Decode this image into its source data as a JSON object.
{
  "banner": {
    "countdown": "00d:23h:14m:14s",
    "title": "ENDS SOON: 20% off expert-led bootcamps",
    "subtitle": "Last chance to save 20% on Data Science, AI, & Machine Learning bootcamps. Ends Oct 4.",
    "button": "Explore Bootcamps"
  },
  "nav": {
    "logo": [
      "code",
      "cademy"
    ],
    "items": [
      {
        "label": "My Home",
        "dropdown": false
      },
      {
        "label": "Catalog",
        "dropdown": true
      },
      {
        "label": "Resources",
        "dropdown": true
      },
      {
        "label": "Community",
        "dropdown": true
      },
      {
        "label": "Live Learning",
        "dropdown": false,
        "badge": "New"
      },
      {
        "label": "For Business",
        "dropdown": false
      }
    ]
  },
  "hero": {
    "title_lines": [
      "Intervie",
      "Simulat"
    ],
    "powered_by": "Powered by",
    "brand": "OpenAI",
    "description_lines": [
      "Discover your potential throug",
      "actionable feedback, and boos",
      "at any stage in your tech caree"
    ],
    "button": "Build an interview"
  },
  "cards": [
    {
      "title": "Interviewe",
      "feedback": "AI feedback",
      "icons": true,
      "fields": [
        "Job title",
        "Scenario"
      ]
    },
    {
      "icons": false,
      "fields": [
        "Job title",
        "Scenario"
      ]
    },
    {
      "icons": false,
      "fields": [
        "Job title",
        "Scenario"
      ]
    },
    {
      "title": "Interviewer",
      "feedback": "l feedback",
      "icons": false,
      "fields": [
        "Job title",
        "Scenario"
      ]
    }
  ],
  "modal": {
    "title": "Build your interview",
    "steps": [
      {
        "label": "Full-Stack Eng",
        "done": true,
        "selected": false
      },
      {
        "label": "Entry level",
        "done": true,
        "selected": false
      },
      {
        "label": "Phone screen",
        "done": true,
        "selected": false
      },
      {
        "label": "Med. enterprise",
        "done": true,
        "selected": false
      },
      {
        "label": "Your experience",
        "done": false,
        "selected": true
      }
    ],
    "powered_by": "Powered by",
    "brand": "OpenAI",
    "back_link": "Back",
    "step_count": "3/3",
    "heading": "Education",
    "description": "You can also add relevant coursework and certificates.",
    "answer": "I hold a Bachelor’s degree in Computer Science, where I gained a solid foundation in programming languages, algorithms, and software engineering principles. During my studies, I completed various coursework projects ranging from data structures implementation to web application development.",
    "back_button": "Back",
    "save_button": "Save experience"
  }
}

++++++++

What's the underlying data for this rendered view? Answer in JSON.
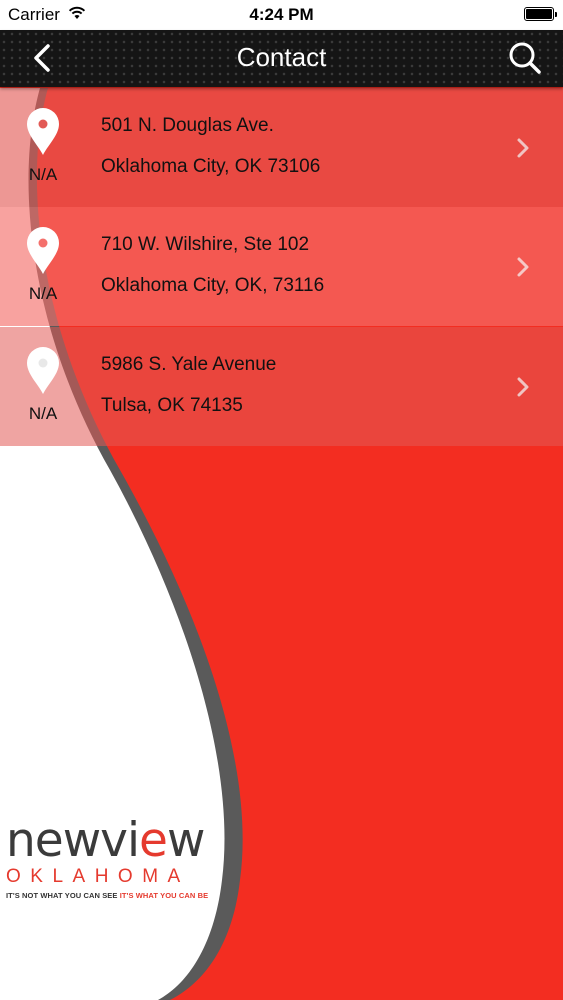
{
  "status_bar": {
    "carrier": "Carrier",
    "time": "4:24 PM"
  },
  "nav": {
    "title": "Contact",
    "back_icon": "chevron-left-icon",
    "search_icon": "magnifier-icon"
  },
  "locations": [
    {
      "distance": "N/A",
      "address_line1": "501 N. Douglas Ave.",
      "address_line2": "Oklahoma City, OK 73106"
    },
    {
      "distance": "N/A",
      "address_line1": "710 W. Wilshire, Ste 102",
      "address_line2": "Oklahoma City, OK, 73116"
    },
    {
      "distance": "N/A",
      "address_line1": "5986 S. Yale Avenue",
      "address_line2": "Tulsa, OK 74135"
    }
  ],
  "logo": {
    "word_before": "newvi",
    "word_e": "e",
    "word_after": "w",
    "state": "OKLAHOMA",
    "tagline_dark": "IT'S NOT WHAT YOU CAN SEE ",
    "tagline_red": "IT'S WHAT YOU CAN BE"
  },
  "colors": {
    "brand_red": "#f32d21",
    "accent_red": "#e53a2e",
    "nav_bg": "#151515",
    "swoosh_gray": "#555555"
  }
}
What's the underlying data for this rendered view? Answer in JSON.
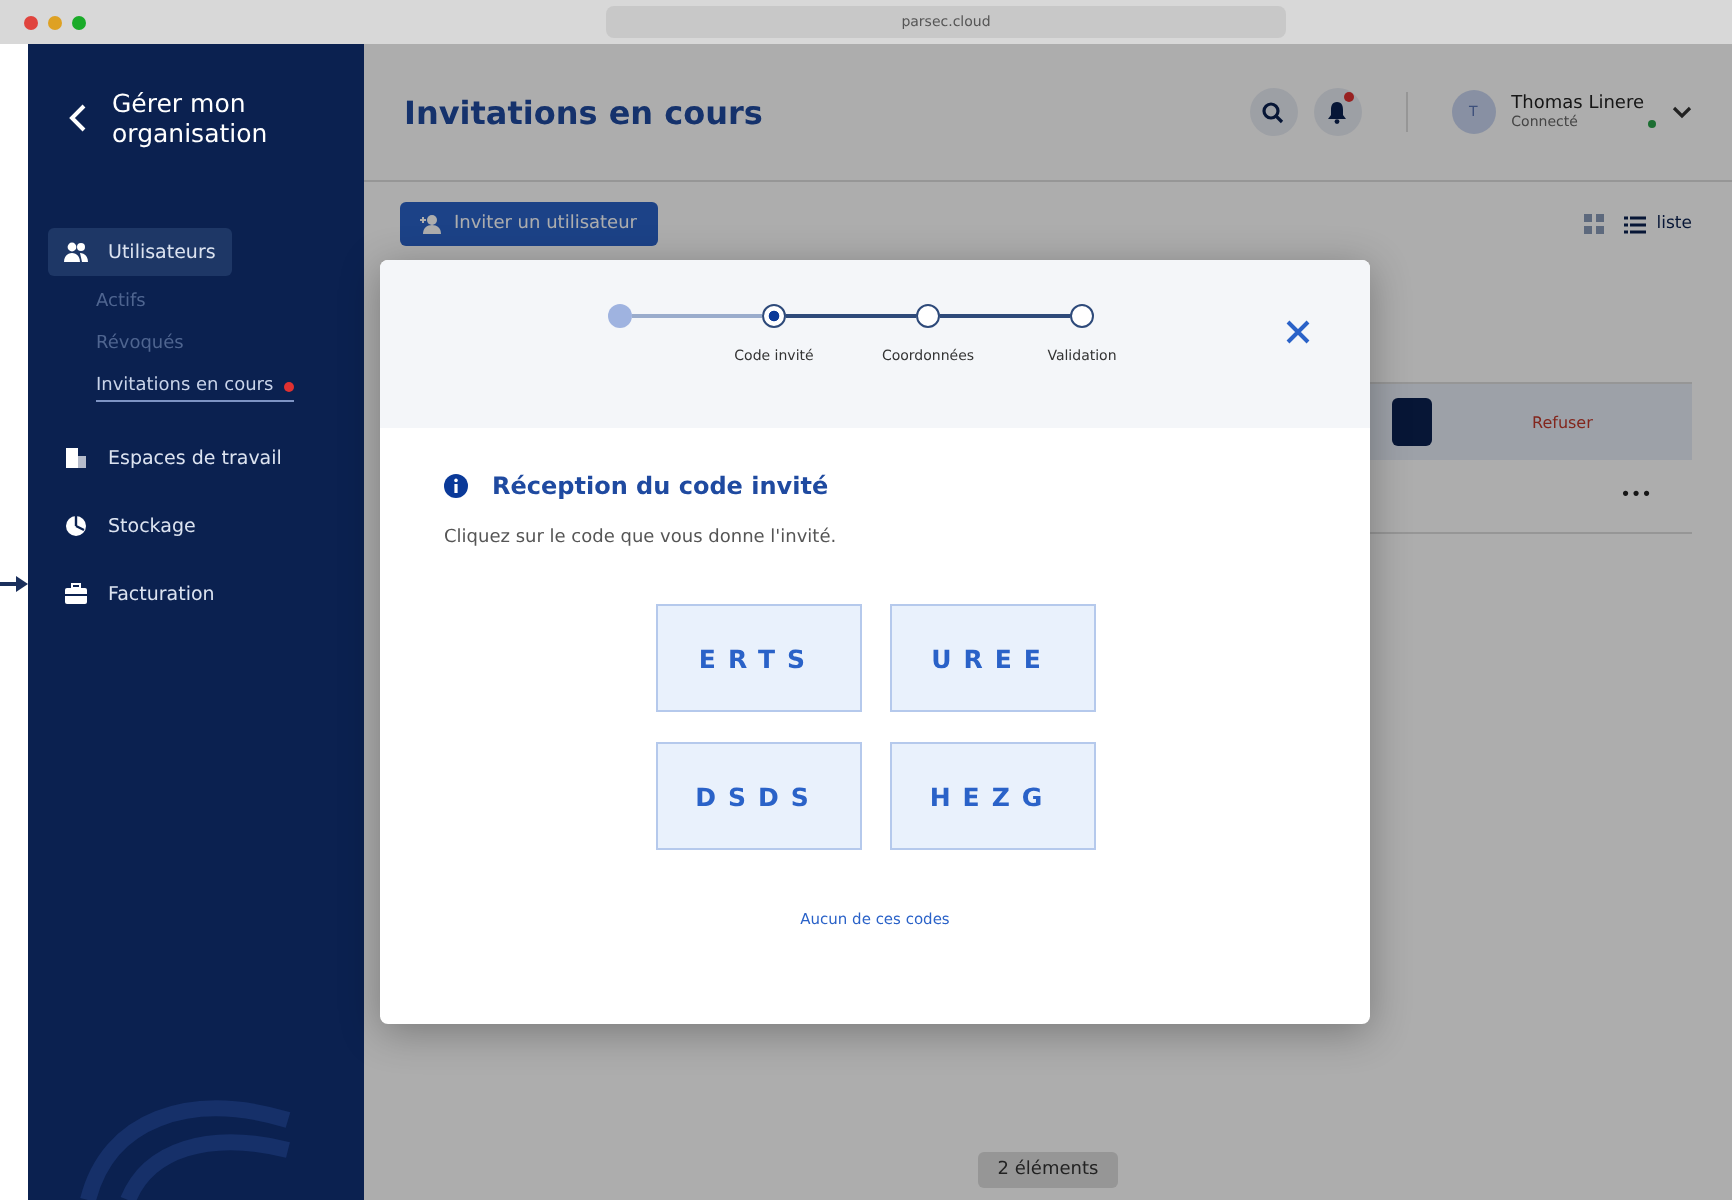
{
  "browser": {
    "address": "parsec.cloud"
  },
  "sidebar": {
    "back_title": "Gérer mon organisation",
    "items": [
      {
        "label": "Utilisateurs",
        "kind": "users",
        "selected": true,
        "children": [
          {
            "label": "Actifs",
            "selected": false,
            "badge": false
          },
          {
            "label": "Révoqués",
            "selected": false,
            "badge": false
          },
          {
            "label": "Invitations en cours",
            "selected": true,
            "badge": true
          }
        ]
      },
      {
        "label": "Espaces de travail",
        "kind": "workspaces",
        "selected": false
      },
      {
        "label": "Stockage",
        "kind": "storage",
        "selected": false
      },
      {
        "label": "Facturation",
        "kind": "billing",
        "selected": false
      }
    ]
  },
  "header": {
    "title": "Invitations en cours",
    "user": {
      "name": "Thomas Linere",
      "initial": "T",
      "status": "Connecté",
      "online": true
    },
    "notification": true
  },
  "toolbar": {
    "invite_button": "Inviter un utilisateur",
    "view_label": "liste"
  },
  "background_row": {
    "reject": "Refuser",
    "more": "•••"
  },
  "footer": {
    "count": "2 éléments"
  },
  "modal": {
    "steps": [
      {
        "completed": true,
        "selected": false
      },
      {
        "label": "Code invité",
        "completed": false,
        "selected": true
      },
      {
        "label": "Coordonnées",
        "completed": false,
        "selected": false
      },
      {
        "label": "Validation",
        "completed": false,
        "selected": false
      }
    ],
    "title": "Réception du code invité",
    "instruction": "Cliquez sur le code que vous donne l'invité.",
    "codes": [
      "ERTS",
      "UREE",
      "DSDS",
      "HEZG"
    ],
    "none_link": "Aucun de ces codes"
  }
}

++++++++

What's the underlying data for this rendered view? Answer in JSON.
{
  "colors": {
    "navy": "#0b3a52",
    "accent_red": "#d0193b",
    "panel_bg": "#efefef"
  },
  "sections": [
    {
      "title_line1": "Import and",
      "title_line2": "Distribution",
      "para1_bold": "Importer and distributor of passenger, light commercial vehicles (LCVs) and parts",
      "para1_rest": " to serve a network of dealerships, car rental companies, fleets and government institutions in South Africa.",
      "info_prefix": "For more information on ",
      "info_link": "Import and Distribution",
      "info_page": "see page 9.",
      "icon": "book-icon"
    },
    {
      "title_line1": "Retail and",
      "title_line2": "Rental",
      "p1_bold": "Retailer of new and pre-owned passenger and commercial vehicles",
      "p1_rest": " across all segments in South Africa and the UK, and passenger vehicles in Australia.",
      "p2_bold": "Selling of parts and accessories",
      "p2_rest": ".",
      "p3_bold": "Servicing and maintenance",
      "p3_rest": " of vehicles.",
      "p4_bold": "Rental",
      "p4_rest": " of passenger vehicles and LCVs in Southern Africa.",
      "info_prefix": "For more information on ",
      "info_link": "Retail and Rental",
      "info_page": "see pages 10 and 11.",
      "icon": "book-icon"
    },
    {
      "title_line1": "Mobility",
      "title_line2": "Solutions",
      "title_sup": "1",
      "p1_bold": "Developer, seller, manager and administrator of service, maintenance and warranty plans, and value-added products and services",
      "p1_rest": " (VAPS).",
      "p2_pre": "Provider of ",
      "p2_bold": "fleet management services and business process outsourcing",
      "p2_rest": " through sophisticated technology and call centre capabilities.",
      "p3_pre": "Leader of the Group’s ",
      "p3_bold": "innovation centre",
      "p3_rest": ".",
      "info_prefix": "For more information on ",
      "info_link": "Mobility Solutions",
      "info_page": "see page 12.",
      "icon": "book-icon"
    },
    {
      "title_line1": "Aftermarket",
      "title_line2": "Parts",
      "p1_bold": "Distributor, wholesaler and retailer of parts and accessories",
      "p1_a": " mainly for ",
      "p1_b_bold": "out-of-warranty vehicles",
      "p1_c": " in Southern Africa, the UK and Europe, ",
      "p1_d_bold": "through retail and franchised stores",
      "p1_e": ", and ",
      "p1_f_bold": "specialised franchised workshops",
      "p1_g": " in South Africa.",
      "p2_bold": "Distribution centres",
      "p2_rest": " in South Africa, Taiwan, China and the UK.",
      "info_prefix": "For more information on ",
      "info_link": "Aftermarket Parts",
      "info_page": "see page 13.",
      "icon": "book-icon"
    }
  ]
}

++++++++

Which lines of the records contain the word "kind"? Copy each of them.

        "kind": "users",
        "kind": "workspaces",
        "kind": "storage",
        "kind": "billing",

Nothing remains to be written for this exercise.